CONTEMPORARY RUSSIAN PHOTOGRAPHY
Liberalization and Experimentation - The mid/late 1980s-2010s
FotoFest at Winter Street Studios, 2101 Winter St,Houston, Texas and
FotoFest at Spring St. Studios, 1824 Spring St, Houston, Texas
Untitled, 2009. From the series The Edge. Courtesy of the artist.
The mid/late 1980s and the 1990s were a period of profound transition for the Soviet Union. The well-known reform movements Glasnost (openness) and Perestroika (economic restructuring) changed the country irrevocably and ultimately set the stage for the dissolution of the Soviet Union. These movements vastly expanded the cultural openings of the previous decades. The 1980s and 1990s brought about the dissolution of state censorship and extraordinary opportunities were created for an open examination of Soviet and Russian society. The 1990s were a decade of unregulated capitalist growth that created a class of newly affluent business people and consumers of mass culture.

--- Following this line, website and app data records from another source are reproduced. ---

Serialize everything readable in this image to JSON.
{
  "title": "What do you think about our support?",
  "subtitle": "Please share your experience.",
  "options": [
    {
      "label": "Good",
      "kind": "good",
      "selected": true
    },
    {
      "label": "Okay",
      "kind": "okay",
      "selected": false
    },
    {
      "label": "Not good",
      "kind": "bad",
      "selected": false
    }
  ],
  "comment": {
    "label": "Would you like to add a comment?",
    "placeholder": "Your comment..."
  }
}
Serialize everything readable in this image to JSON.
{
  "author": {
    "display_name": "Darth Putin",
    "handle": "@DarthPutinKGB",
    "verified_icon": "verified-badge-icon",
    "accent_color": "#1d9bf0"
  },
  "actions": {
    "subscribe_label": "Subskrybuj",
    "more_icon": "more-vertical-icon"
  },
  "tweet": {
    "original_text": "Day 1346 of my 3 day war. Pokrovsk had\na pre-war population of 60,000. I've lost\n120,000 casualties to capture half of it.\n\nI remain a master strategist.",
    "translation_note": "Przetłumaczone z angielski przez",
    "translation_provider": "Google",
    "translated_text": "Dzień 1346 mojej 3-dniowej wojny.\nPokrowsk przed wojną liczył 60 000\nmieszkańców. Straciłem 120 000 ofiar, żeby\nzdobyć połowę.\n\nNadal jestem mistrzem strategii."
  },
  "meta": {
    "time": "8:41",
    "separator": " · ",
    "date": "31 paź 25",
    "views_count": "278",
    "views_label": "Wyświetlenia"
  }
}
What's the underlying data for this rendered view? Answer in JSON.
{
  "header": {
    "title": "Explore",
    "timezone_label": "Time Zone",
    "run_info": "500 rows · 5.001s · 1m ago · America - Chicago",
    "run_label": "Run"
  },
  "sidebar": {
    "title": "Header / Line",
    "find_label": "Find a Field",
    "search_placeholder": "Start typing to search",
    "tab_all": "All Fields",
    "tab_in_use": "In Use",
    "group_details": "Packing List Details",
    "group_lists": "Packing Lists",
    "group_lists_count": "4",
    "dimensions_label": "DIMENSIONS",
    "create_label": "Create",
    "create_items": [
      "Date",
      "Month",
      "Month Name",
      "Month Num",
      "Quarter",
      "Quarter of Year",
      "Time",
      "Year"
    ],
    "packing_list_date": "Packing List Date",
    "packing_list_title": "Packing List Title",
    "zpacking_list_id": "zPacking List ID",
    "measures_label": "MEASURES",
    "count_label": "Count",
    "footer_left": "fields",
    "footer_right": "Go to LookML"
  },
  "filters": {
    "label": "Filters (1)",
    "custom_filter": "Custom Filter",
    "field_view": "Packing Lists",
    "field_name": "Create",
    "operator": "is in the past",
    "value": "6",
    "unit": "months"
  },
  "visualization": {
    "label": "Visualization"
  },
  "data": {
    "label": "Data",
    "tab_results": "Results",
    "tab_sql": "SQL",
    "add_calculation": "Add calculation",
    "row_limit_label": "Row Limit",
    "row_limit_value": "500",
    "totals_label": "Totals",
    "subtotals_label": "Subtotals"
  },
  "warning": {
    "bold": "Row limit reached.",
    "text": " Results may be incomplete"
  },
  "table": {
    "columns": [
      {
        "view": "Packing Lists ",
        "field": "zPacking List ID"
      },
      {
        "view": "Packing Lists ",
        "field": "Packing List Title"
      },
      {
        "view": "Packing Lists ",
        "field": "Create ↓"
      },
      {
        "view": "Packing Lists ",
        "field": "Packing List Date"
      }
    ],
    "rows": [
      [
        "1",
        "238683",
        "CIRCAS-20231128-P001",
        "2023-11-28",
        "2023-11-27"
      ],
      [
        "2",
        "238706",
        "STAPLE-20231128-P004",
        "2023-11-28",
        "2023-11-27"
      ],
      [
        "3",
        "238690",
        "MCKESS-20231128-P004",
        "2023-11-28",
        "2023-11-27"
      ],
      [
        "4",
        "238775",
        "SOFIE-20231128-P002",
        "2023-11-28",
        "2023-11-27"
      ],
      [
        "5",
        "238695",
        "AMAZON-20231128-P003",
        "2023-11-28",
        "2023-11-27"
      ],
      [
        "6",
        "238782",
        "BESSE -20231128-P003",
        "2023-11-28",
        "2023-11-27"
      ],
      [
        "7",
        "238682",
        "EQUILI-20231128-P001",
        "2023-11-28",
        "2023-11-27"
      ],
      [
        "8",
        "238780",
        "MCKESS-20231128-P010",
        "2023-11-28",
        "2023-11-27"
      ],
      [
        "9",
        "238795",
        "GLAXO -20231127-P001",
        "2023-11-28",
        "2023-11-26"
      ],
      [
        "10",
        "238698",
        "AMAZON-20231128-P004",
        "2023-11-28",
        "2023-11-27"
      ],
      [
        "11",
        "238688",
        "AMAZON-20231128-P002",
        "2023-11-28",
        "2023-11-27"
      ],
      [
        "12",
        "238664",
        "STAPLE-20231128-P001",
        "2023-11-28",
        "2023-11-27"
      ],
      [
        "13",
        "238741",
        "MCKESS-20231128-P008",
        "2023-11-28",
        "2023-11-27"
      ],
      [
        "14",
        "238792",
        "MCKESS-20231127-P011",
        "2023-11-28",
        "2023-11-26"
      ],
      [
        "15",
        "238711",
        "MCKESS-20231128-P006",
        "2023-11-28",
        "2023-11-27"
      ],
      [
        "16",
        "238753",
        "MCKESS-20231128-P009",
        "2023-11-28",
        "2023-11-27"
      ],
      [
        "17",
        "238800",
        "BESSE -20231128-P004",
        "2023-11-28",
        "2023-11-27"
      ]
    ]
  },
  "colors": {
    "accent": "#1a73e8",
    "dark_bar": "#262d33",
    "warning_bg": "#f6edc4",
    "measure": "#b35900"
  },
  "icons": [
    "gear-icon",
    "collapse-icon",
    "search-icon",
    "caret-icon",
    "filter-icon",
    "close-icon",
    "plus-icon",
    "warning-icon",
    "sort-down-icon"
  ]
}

Photography and other art forms saw a burst of creative energy and multi-faceted experimentalism that moved in many different directions. The first years of Perestroika were marked by hope. Artists not only re-interpreted all aspects of Soviet political language and life, but they also often moved art into non-traditional spaces, bringing it directly to the public. Later, with the ensuing political and economic chaos of the mid 1990s, artists became more openly critical, confronting traditional Soviet mores and parodying the external realities of Soviet-Russian life and ideology. In the early 21st century, as the heady and often violent conditions of change began to stabilize, many artists turned toward aesthetic and metaphysical explorations of photography itself. It was a twenty-five year period of remarkable diversity and creativity in Russian photography.
The two Perestroika exhibitions are the largest of the Russian presentations at the FotoFest 2012 Biennial. They present a number of internationally-known Russian artists.
Featured artists include:
Valera and Natasha Cherkashin
|Valera and Natasha Cherkashin, From the installation The Fall of Empire, 1994-1997. Courtesy of the artists